Five Common Injuries

There are five main injuries that tend to plague runners and walkers. These tend to pop up when we start asking our bodies to do more than it is accustomed. Learning about these ailments can help us prevent them or take care of them.

As always, consult your doctor about any injuries you may be experiencing. But it can sometimes help to talk to one of our Red Hats about anything that’s bugging you, too. They all have been running or walking long enough to experience at least one of these.

IT Band Syndrome
This presents itself as a sharp pain on the outside of the knee. But the culprit is up near the hip. The iliotibial band runs up the outside of your leg. Prevention includes wearing the right shoes, staying on flat surfaces instead of running the road camber, and adding some trail running or other softer surfaces to your schedule instead of always concrete. Treatment includes icing, stretching, and some time off. Massage does wonders.
Learn more on the IT Band Syndrome on the Runner’s World website.

Shin Splints
Pain on the front of your shins might be shin splints. It is important to differentiate between two other potential concerns — compartment syndrome or stress fracture. All of these are often the result of too much too soon. Rest, ice, and stretching can help, but rest is the primary component.
Learn more on the Shin Splints on the Runner’s World website.

Plantar Fasciitis
This pain occurs underneath your foot and is an injury to the connective tissues that run from your heel to the ball of your foot. It often is most painful when you first get out of bed in the morning and put your weight on your foot. Like the rest, it can be caused by increasing your mileage to significantly, but can also happen with a tight Achilles tendon, the onset of speed training, or incorrect shoes. My favorite remedy is placing a golf ball by the side of your bed. Before putting any weight on your feet, swing your legs over and gently massage the underside of your foot with the golf ball. Increase pressure as much as you can stand. This helps “warm up” your feet for the day.
Learn more about Plantar Fasciitis on the Runner’s World website.

Achilles Tendonitis
This dull or sharp pain is felt on the back of the heel or up the back of the leg. It occurs when the tendon connecting the heel with the calf muscle becomes irritated and inflamed. Rest, ice, and massage are good solutions once the pain starts. Get your shoes checked, stretch regularly, and ease back into running once you get this under control.
Learn more about Achilles Tendonitis on the Runner’s World website.

Runner’s Knee
Runner’s Knee earned its name because it’s a common ailment for runner’s. It’s a dull or sharp pair under or in front of the kneecap, but sometimes it shows up behind the knee. It actually occurs more often to women because of their wider hips and increased angle from hip to knee — so it can be a biomechanical or muscular issue. Hill work can be the instigator, or it can be hard surfaces or improper shoes. Use shorter strides when running up or down hill and be careful on stairs.
Learn more about Runner’s Knee on the Runner’s World website.

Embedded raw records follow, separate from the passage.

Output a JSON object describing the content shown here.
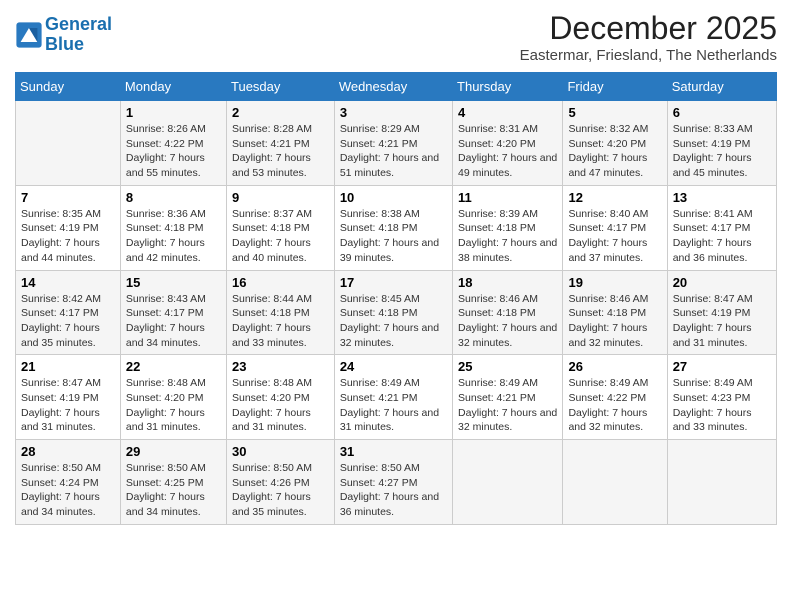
{
  "logo": {
    "line1": "General",
    "line2": "Blue"
  },
  "title": "December 2025",
  "location": "Eastermar, Friesland, The Netherlands",
  "days_of_week": [
    "Sunday",
    "Monday",
    "Tuesday",
    "Wednesday",
    "Thursday",
    "Friday",
    "Saturday"
  ],
  "weeks": [
    [
      {
        "day": "",
        "sunrise": "",
        "sunset": "",
        "daylight": ""
      },
      {
        "day": "1",
        "sunrise": "Sunrise: 8:26 AM",
        "sunset": "Sunset: 4:22 PM",
        "daylight": "Daylight: 7 hours and 55 minutes."
      },
      {
        "day": "2",
        "sunrise": "Sunrise: 8:28 AM",
        "sunset": "Sunset: 4:21 PM",
        "daylight": "Daylight: 7 hours and 53 minutes."
      },
      {
        "day": "3",
        "sunrise": "Sunrise: 8:29 AM",
        "sunset": "Sunset: 4:21 PM",
        "daylight": "Daylight: 7 hours and 51 minutes."
      },
      {
        "day": "4",
        "sunrise": "Sunrise: 8:31 AM",
        "sunset": "Sunset: 4:20 PM",
        "daylight": "Daylight: 7 hours and 49 minutes."
      },
      {
        "day": "5",
        "sunrise": "Sunrise: 8:32 AM",
        "sunset": "Sunset: 4:20 PM",
        "daylight": "Daylight: 7 hours and 47 minutes."
      },
      {
        "day": "6",
        "sunrise": "Sunrise: 8:33 AM",
        "sunset": "Sunset: 4:19 PM",
        "daylight": "Daylight: 7 hours and 45 minutes."
      }
    ],
    [
      {
        "day": "7",
        "sunrise": "Sunrise: 8:35 AM",
        "sunset": "Sunset: 4:19 PM",
        "daylight": "Daylight: 7 hours and 44 minutes."
      },
      {
        "day": "8",
        "sunrise": "Sunrise: 8:36 AM",
        "sunset": "Sunset: 4:18 PM",
        "daylight": "Daylight: 7 hours and 42 minutes."
      },
      {
        "day": "9",
        "sunrise": "Sunrise: 8:37 AM",
        "sunset": "Sunset: 4:18 PM",
        "daylight": "Daylight: 7 hours and 40 minutes."
      },
      {
        "day": "10",
        "sunrise": "Sunrise: 8:38 AM",
        "sunset": "Sunset: 4:18 PM",
        "daylight": "Daylight: 7 hours and 39 minutes."
      },
      {
        "day": "11",
        "sunrise": "Sunrise: 8:39 AM",
        "sunset": "Sunset: 4:18 PM",
        "daylight": "Daylight: 7 hours and 38 minutes."
      },
      {
        "day": "12",
        "sunrise": "Sunrise: 8:40 AM",
        "sunset": "Sunset: 4:17 PM",
        "daylight": "Daylight: 7 hours and 37 minutes."
      },
      {
        "day": "13",
        "sunrise": "Sunrise: 8:41 AM",
        "sunset": "Sunset: 4:17 PM",
        "daylight": "Daylight: 7 hours and 36 minutes."
      }
    ],
    [
      {
        "day": "14",
        "sunrise": "Sunrise: 8:42 AM",
        "sunset": "Sunset: 4:17 PM",
        "daylight": "Daylight: 7 hours and 35 minutes."
      },
      {
        "day": "15",
        "sunrise": "Sunrise: 8:43 AM",
        "sunset": "Sunset: 4:17 PM",
        "daylight": "Daylight: 7 hours and 34 minutes."
      },
      {
        "day": "16",
        "sunrise": "Sunrise: 8:44 AM",
        "sunset": "Sunset: 4:18 PM",
        "daylight": "Daylight: 7 hours and 33 minutes."
      },
      {
        "day": "17",
        "sunrise": "Sunrise: 8:45 AM",
        "sunset": "Sunset: 4:18 PM",
        "daylight": "Daylight: 7 hours and 32 minutes."
      },
      {
        "day": "18",
        "sunrise": "Sunrise: 8:46 AM",
        "sunset": "Sunset: 4:18 PM",
        "daylight": "Daylight: 7 hours and 32 minutes."
      },
      {
        "day": "19",
        "sunrise": "Sunrise: 8:46 AM",
        "sunset": "Sunset: 4:18 PM",
        "daylight": "Daylight: 7 hours and 32 minutes."
      },
      {
        "day": "20",
        "sunrise": "Sunrise: 8:47 AM",
        "sunset": "Sunset: 4:19 PM",
        "daylight": "Daylight: 7 hours and 31 minutes."
      }
    ],
    [
      {
        "day": "21",
        "sunrise": "Sunrise: 8:47 AM",
        "sunset": "Sunset: 4:19 PM",
        "daylight": "Daylight: 7 hours and 31 minutes."
      },
      {
        "day": "22",
        "sunrise": "Sunrise: 8:48 AM",
        "sunset": "Sunset: 4:20 PM",
        "daylight": "Daylight: 7 hours and 31 minutes."
      },
      {
        "day": "23",
        "sunrise": "Sunrise: 8:48 AM",
        "sunset": "Sunset: 4:20 PM",
        "daylight": "Daylight: 7 hours and 31 minutes."
      },
      {
        "day": "24",
        "sunrise": "Sunrise: 8:49 AM",
        "sunset": "Sunset: 4:21 PM",
        "daylight": "Daylight: 7 hours and 31 minutes."
      },
      {
        "day": "25",
        "sunrise": "Sunrise: 8:49 AM",
        "sunset": "Sunset: 4:21 PM",
        "daylight": "Daylight: 7 hours and 32 minutes."
      },
      {
        "day": "26",
        "sunrise": "Sunrise: 8:49 AM",
        "sunset": "Sunset: 4:22 PM",
        "daylight": "Daylight: 7 hours and 32 minutes."
      },
      {
        "day": "27",
        "sunrise": "Sunrise: 8:49 AM",
        "sunset": "Sunset: 4:23 PM",
        "daylight": "Daylight: 7 hours and 33 minutes."
      }
    ],
    [
      {
        "day": "28",
        "sunrise": "Sunrise: 8:50 AM",
        "sunset": "Sunset: 4:24 PM",
        "daylight": "Daylight: 7 hours and 34 minutes."
      },
      {
        "day": "29",
        "sunrise": "Sunrise: 8:50 AM",
        "sunset": "Sunset: 4:25 PM",
        "daylight": "Daylight: 7 hours and 34 minutes."
      },
      {
        "day": "30",
        "sunrise": "Sunrise: 8:50 AM",
        "sunset": "Sunset: 4:26 PM",
        "daylight": "Daylight: 7 hours and 35 minutes."
      },
      {
        "day": "31",
        "sunrise": "Sunrise: 8:50 AM",
        "sunset": "Sunset: 4:27 PM",
        "daylight": "Daylight: 7 hours and 36 minutes."
      },
      {
        "day": "",
        "sunrise": "",
        "sunset": "",
        "daylight": ""
      },
      {
        "day": "",
        "sunrise": "",
        "sunset": "",
        "daylight": ""
      },
      {
        "day": "",
        "sunrise": "",
        "sunset": "",
        "daylight": ""
      }
    ]
  ]
}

Runner’s World magazine is a fantastic source of information about these and other running and walking injuries. Check it out!